Born in 1942 in Brooklyn, New York, Carol Klein (as she was then known) started out playing the piano and then moved on to singing, forming a vocal quartet called the Co-Sines in high school. While attending Queens College, King befriended Paul Simon, Neil Sedaka and Gerry Goffin.

Goffin and King soon formed a songwriting partnership, eventually marrying, working in the famous Brill Building, where chart-topping hits were churned out during the 1950s and early 1960s. The Goffin/King partnership first hit it big with "Will You Love Me Tomorrow", which topped the charts when released by the Shirelles in 1961. Future hits written by the pair include: "Take Good Care of My Baby" (Bobby Vee), "The Locomotion" (Little Eva), "One Fine Day" (The Chiffons), "Pleasant Valley Sunday" (The Monkees), "Up on the Roof" (The Drifters), "Chains" (The Cookies; later The Beatles), "(You Make Me Feel) Like a Natural Woman" (Aretha Franklin) and "He Hit Me (and It Felt Like a Kiss)" (The Crystals).

After failing several times at beginning a solo career, King eventually helped found a record label, Tomorrow Records, divorced Goffin and married Charles Larkey (of the Myddle Class). Moving to the West Coast, Larkey, King and Danny Kortchmar formed a group called the City, which released one album, Now That Everything's Been Said but the album was a commercial failure.

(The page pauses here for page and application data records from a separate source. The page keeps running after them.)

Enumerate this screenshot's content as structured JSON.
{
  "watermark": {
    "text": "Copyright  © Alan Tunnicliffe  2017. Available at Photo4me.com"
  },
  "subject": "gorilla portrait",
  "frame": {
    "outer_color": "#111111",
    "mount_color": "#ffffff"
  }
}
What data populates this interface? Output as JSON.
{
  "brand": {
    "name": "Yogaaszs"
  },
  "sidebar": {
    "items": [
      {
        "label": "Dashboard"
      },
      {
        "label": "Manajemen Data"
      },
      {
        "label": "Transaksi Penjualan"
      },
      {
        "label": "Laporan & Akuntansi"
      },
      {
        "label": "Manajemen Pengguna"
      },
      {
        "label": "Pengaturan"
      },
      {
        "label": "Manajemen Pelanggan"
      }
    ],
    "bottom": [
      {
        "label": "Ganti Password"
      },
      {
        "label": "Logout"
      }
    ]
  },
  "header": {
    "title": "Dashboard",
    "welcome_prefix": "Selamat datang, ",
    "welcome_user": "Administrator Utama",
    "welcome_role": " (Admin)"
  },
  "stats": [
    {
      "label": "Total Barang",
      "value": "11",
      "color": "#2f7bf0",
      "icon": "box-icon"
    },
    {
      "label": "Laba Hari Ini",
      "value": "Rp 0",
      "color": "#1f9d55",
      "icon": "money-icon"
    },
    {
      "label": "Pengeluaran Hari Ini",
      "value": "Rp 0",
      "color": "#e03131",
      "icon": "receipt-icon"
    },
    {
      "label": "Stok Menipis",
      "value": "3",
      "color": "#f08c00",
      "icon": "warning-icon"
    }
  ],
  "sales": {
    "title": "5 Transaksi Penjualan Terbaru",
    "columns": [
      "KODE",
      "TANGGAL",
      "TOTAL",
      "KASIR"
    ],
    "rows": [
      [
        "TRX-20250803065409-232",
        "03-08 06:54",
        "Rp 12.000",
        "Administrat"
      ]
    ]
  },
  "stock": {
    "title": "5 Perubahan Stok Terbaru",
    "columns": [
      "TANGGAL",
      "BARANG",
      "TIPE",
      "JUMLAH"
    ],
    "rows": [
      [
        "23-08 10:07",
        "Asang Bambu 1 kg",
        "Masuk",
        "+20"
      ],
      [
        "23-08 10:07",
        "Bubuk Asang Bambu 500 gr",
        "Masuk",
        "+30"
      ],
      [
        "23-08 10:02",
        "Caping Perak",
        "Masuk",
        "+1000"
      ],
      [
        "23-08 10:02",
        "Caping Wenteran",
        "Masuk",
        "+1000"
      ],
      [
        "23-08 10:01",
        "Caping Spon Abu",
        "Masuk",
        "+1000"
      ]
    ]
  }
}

King then released Writer (1970), another disastrous failure, followed by Tapestry (1971), her best known and most well-received album. One of the critical albums of the singer/songwriter genre of the early 1970s, Tapestry remains her most popular album among fans and critics. Music (1971), Rhymes and Reasons (1972) and Wrap Around Joy (1974) followed, each selling respectably.

Goffin and King reunited to write Thoroughbred (1975) with David Crosby, Graham Nash and James Taylor, a long-time friend of King's. She married another songwriting partner, Rick Evers, after releasing Simple Things (1977); he died of a heroin overdose one year later.

Retiring to Idaho, King became an environmental activist after releasing a collection called Speeding Time in 1983. She returned to music in 1989, recording City Streets, followed by Colour of Your Dreams (1993), with a guest appearance by Slash of Guns n' Roses.

Following the September 11, 2001 attacks, a list of approximately 150 songs circulated on the Internet, purported to be from radio conglomerate Clear Channel Communications to its subsidiaries, with the recommendation that these songs be pulled from airplay (it was later revealed that the list was originally the work of a few specific station program directors, was not an official Clear Channel missive, and changed over time as it was redistributed). King's tune "I Feel the Earth Move" was one of those listed.